“My mum started to teach me when you moved away,” you explained as you ditched the bloody gloves. “She said now I was spending less time with that happy kid, I could resume my miserable outlook and learn something useful.”
Ashton laughed and it was like meeting an old friend. You had missed that laugh more than you wanted to admit. You got your helmet on and started up your bike with a roar. He followed suit, pulled on the helmet and sat on Walnut’s motorbike. He stroked the body work and nodded approvingly.
“Let me guess,” he began, “if I crash this bike, I can kiss goodbye to my life.”
You nodded with a smirk. “And the afterlife. Walnut will drag you back from the dead just to kill you again to get the satisfaction for the second time.”
Ashton sighed as he started up the bike. He revved the engine to get a feel for it.
“I better follow you. It’s been a couple of years,” he shouted.

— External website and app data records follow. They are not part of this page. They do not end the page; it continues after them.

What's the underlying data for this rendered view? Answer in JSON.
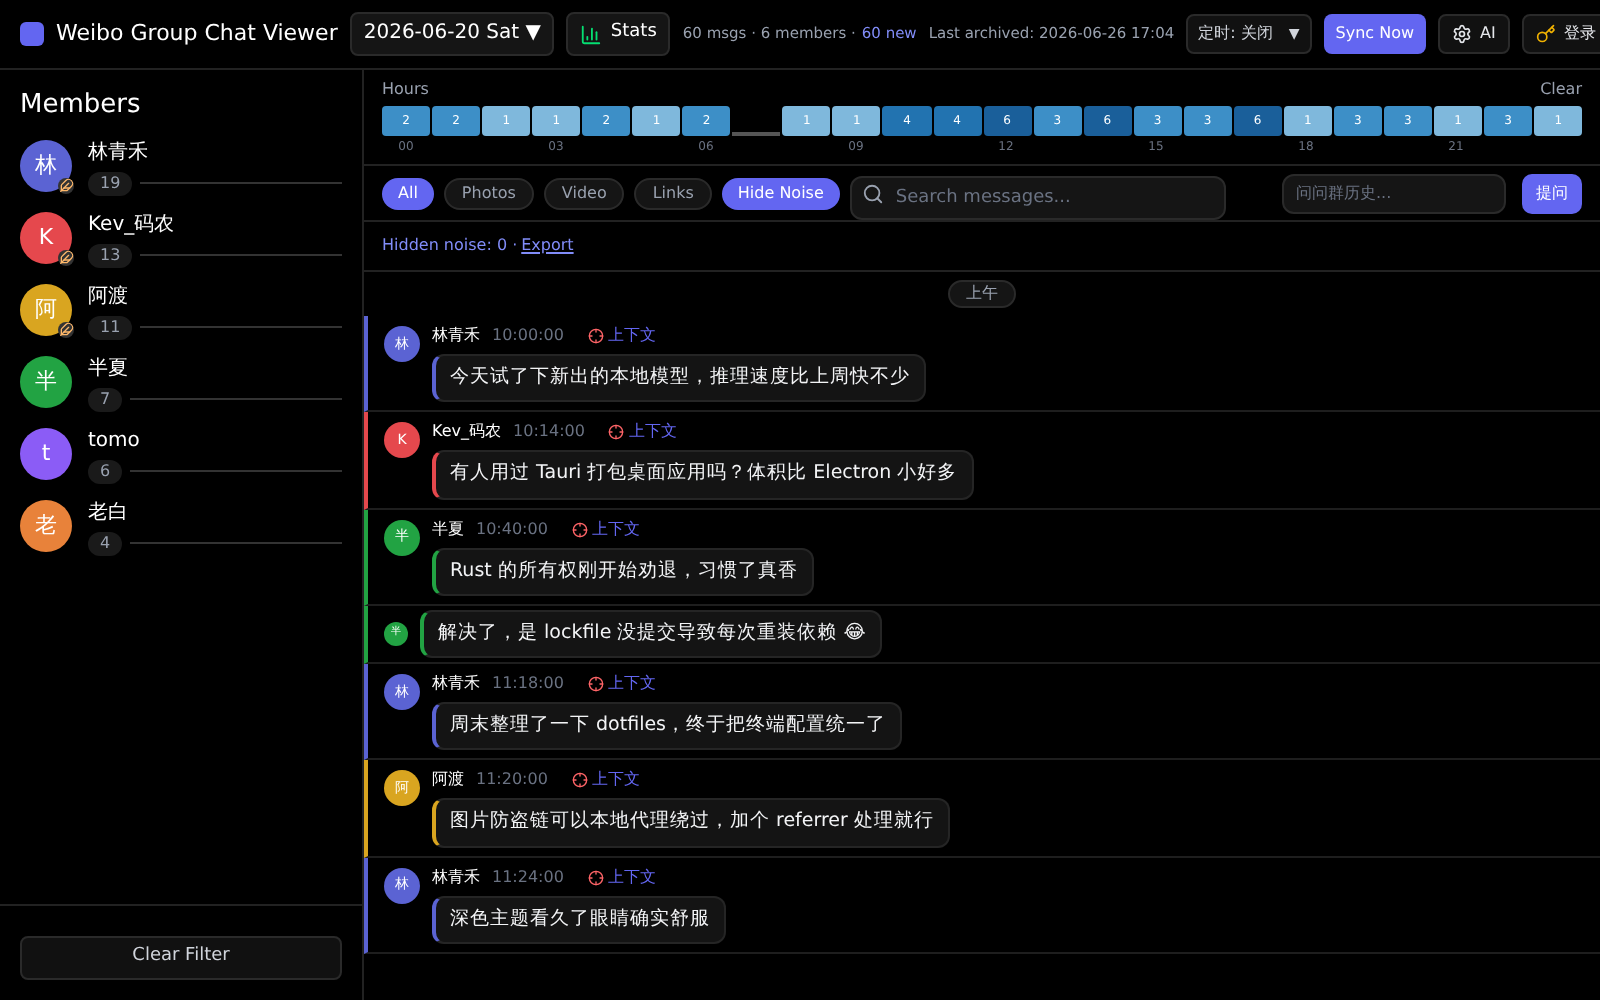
{
  "header": {
    "title": "Weibo Group Chat Viewer",
    "date": "2026-06-20 Sat ▼",
    "stats": "Stats",
    "summary": "60 msgs · 6 members ·",
    "new_count": "60 new",
    "archived": "Last archived: 2026-06-26 17:04",
    "timer": "定时: 关闭",
    "timer_caret": "▼",
    "sync": "Sync Now",
    "ai": "AI",
    "login": "登录"
  },
  "sidebar": {
    "title": "Members",
    "clear": "Clear Filter",
    "members": [
      {
        "initial": "林",
        "name": "林青禾",
        "count": "19",
        "color": "#5b63d3",
        "badge": true
      },
      {
        "initial": "K",
        "name": "Kev_码农",
        "count": "13",
        "color": "#e5484d",
        "badge": true
      },
      {
        "initial": "阿",
        "name": "阿渡",
        "count": "11",
        "color": "#d9a520",
        "badge": true
      },
      {
        "initial": "半",
        "name": "半夏",
        "count": "7",
        "color": "#22a343",
        "badge": false
      },
      {
        "initial": "t",
        "name": "tomo",
        "count": "6",
        "color": "#8b5cf6",
        "badge": false
      },
      {
        "initial": "老",
        "name": "老白",
        "count": "4",
        "color": "#e8823a",
        "badge": false
      }
    ]
  },
  "hours": {
    "title": "Hours",
    "clear": "Clear",
    "cells": [
      {
        "kind": "bar",
        "count": "2",
        "color": "#3d8fc7"
      },
      {
        "kind": "bar",
        "count": "2",
        "color": "#3d8fc7"
      },
      {
        "kind": "bar",
        "count": "1",
        "color": "#7fb8dc"
      },
      {
        "kind": "bar",
        "count": "1",
        "color": "#7fb8dc"
      },
      {
        "kind": "bar",
        "count": "2",
        "color": "#3d8fc7"
      },
      {
        "kind": "bar",
        "count": "1",
        "color": "#7fb8dc"
      },
      {
        "kind": "bar",
        "count": "2",
        "color": "#3d8fc7"
      },
      {
        "kind": "empty"
      },
      {
        "kind": "bar",
        "count": "1",
        "color": "#7fb8dc"
      },
      {
        "kind": "bar",
        "count": "1",
        "color": "#7fb8dc"
      },
      {
        "kind": "bar",
        "count": "4",
        "color": "#2273b0"
      },
      {
        "kind": "bar",
        "count": "4",
        "color": "#2273b0"
      },
      {
        "kind": "bar",
        "count": "6",
        "color": "#1a5f9a"
      },
      {
        "kind": "bar",
        "count": "3",
        "color": "#3d8fc7"
      },
      {
        "kind": "bar",
        "count": "6",
        "color": "#1a5f9a"
      },
      {
        "kind": "bar",
        "count": "3",
        "color": "#3d8fc7"
      },
      {
        "kind": "bar",
        "count": "3",
        "color": "#3d8fc7"
      },
      {
        "kind": "bar",
        "count": "6",
        "color": "#1a5f9a"
      },
      {
        "kind": "bar",
        "count": "1",
        "color": "#7fb8dc"
      },
      {
        "kind": "bar",
        "count": "3",
        "color": "#3d8fc7"
      },
      {
        "kind": "bar",
        "count": "3",
        "color": "#3d8fc7"
      },
      {
        "kind": "bar",
        "count": "1",
        "color": "#7fb8dc"
      },
      {
        "kind": "bar",
        "count": "3",
        "color": "#3d8fc7"
      },
      {
        "kind": "bar",
        "count": "1",
        "color": "#7fb8dc"
      }
    ],
    "ticks": [
      "00",
      "03",
      "06",
      "09",
      "12",
      "15",
      "18",
      "21"
    ]
  },
  "filters": [
    {
      "label": "All",
      "selected": true
    },
    {
      "label": "Photos",
      "selected": false
    },
    {
      "label": "Video",
      "selected": false
    },
    {
      "label": "Links",
      "selected": false
    },
    {
      "label": "Hide Noise",
      "selected": true
    }
  ],
  "search": {
    "placeholder": "Search messages..."
  },
  "ask": {
    "placeholder": "问问群历史...",
    "button": "提问"
  },
  "noise": {
    "label": "Hidden noise: 0 ·",
    "export": "Export"
  },
  "divider": "上午",
  "messages": [
    {
      "kind": "full",
      "initial": "林",
      "name": "林青禾",
      "time": "10:00:00",
      "context": "上下文",
      "text": "今天试了下新出的本地模型，推理速度比上周快不少",
      "color": "#5b63d3"
    },
    {
      "kind": "full",
      "initial": "K",
      "name": "Kev_码农",
      "time": "10:14:00",
      "context": "上下文",
      "text": "有人用过 Tauri 打包桌面应用吗？体积比 Electron 小好多",
      "color": "#e5484d"
    },
    {
      "kind": "full",
      "initial": "半",
      "name": "半夏",
      "time": "10:40:00",
      "context": "上下文",
      "text": "Rust 的所有权刚开始劝退，习惯了真香",
      "color": "#22a343"
    },
    {
      "kind": "cont",
      "initial": "半",
      "text": "解决了，是 lockfile 没提交导致每次重装依赖 😂",
      "color": "#22a343"
    },
    {
      "kind": "full",
      "initial": "林",
      "name": "林青禾",
      "time": "11:18:00",
      "context": "上下文",
      "text": "周末整理了一下 dotfiles，终于把终端配置统一了",
      "color": "#5b63d3"
    },
    {
      "kind": "full",
      "initial": "阿",
      "name": "阿渡",
      "time": "11:20:00",
      "context": "上下文",
      "text": "图片防盗链可以本地代理绕过，加个 referrer 处理就行",
      "color": "#d9a520"
    },
    {
      "kind": "full",
      "initial": "林",
      "name": "林青禾",
      "time": "11:24:00",
      "context": "上下文",
      "text": "深色主题看久了眼睛确实舒服",
      "color": "#5b63d3"
    }
  ]
}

You pulled your visor down and finally smiled because he couldn’t see. He hadn’t freaked out and ran at the first opportunity like you expected.
You pulled into the street. You took the easiest route back to the clubhouse but Ashton managed to keep up the entire way. You pulled up outside the clubhouse and pulled your helmet off. He swung in beside you, smiling when he took Walnut’s helmet off.
“You were going easy on me.”
You shrugged and led him into the clubhouse. Danny was waiting by the door impatiently. He saw you and pulled you into a hug.
“I heard somebody had been shot, I thought it was you,” he mumbled into your hair.
You shook your head. “Walnut did, he’ll be fine.”
Danny pulled away and studied Ashton for a minute. To Ashton’s credit, he stood there and didn’t speak. He simply looked around, taking in the sights of the clubhouse. The bar, the snooker table, the dartboard, the hardly clothed women.
Danny leaned back in and whispered to you.
“He’s an outsider, sis. You can’t have him.”